Prodware Blog: The Internet of Things (IoT) in manufacturing – connectivity is the new smart
Take advantage of the Internet of Things. Unleash the Internet of Things. The Internet of Things will change everything. How many times have we heard similar statements? It’s undeniable that IoT in manufacturing and smart manufacturing have become buzzwords in recent years.
According to McKinsey Global Institute, IoT is expected to have a potential economic impact of up to $6.2 trillion annually by 2025, with manufacturing, healthcare and public sector the most affected areas. However, the scope of IoT is so broad that not only will it impose a shift in businesses models and global economy, but it will also have a big impact on our lives and on how we use things. Yet, few people know what its implications are and what benefits its implementation can bring to manufacturing companies. But what do manufacturers really need to find from the vast materials and definitions out there? Essentially two things: why IoT can be beneficial for their businesses and how to implement it.
Imagine a world in which things can communicate with other things. That’s what is referred to as M2M communication. Now imagine a world in which things can communicate with similar devices but they are also inextricably interconnected with their users, with the companies that produced them and with that company’s partners. That’s what we call IoT, still strictly related to M2M, if not its overarching system. At the heart of IoT, indeed, is the complete integration of people, processes and data. Put it simply, physical objects are embedded with sensors, actuators or other data transmission devices that enable people to track, monitor and manage them remotely over the Internet.
Why is IoT so important and what is its role in manufacturing?
Why is IoT forecasted to be such a growth area? Apart from the tangible economic advantages, another reason lies in the lower cost of technology: what allows the Internet of Things to be implemented (cloud services, microchips, software, etc.) are becoming easily accessible and finally affordable to more and more companies. Certainly, this is the right moment for businesses to capture the value of IoT and keep the pace with the speed of technology. It’s no surprise the proliferation of IoT is among the Microsoft Business Predictions for 2015.

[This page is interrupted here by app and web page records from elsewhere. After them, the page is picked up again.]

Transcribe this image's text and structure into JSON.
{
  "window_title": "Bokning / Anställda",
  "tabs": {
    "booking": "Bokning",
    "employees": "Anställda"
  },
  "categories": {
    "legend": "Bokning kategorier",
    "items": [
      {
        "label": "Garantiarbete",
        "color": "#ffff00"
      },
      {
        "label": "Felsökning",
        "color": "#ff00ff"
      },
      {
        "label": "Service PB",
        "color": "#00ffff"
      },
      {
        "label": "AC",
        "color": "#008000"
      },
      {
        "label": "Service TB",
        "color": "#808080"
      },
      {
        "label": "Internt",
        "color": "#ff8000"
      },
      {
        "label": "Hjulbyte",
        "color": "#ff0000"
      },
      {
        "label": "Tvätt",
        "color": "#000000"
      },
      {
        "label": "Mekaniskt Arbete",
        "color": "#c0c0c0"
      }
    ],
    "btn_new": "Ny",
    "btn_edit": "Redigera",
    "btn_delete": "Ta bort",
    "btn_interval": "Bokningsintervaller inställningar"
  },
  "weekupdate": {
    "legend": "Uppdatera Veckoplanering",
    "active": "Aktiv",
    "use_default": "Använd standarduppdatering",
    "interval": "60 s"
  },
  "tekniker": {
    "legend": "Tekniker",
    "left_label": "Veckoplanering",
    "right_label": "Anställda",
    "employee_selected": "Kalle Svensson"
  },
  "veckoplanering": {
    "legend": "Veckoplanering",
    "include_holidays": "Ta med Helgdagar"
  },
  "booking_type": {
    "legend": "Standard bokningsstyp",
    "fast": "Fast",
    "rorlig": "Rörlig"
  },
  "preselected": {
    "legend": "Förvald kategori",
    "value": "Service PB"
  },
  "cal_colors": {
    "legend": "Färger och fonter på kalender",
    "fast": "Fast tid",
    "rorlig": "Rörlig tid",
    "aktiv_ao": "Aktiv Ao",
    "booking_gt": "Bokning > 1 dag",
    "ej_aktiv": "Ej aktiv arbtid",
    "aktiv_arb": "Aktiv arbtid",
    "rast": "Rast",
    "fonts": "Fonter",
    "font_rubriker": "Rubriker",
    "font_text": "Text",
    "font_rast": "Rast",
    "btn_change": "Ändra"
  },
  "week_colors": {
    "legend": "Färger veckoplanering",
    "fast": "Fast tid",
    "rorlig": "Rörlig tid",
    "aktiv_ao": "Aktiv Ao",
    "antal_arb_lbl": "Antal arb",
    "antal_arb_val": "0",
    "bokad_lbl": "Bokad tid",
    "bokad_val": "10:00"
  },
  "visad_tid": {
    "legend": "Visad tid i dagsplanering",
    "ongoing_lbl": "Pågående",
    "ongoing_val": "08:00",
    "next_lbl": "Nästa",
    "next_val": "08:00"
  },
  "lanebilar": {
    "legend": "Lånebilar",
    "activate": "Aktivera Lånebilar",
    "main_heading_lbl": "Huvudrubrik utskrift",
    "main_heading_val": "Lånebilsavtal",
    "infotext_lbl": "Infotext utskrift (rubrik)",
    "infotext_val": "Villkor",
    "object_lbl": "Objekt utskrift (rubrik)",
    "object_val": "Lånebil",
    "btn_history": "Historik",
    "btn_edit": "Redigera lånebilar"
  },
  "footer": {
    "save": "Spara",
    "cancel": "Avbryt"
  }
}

What are the benefits that IoT can bring to manufacturing companies? We don’t have to dig deep to understand what the challenges are for the manufacturing sector and what advanced technology and ubiquitous connectivity can do to simplify processes and make manufacturers’ lives easier. This is actually a complex and challenging industry: global supply chains, regulatory compliance and demanding customers’ needs (premium quality, lower costs, elegant design, faster delivery, etc.) require manufacturers to search for new revenue streams and optimise their operations. Therefore, cost, quality and time are the main pains of the industry.
Equipping machines, infrastructures, shipments with sensors and control systems will give manufacturers real-time insights, informing them how their product is produced, sold, shipped and used. Machines will report their status, receive information and ‘act’ accordingly. One of the main advantages will be, therefore, a greater visibility into the manufacturing process, from the product’s conception to its actual usage.
Real-time information flow will allow a rapid and smoother production process, from the MRP and quality management to supply chain management. It will also reduce damage and loss, enabling companies to take immediate corrective action to prevent bottlenecks.
Real-time reporting and remote monitoring will empower businesses, which will easily predict failure or maintenance needs: a complete automation and a better allocation of resources will be possible.
Ubiquitous connectivity will allow manufacturers to nurture closer relationships with their stakeholders and better understand their customers’ needs, driving them towards a customer-focussed offering and servitization. Consequently, company’s responsiveness and agility will increase and maximise productivity and profitability. That’s what we mean by smart manufacturing.
How to implement IoT in manufacturing: where to start
IoT in manufacturing is a topic that cannot be overlooked anymore. The Internet of Things is something that is inevitably coming and is expected to be huge: people are already talking about a fourth industrial revolution, or Industry 4.0, where production processes will be decentralised and all the stakeholders will be inevitably networked. A sharing and collaborative culture will be the key to success.
IoT in manufacturing and its implications can initially be intimidating. However, it doesn’t have to be big. We just need look at IoT as it is: it’s a practical technology that will optimise your manufacturing processes. A business should start ‘small’, using its own infrastructures, cloud services, software and devices.
Look out for future blogs in this series where we will explore how the proliferation of IoT represents a new market opportunity for manufacturers, who are moving into the production of products and components that supply IoT.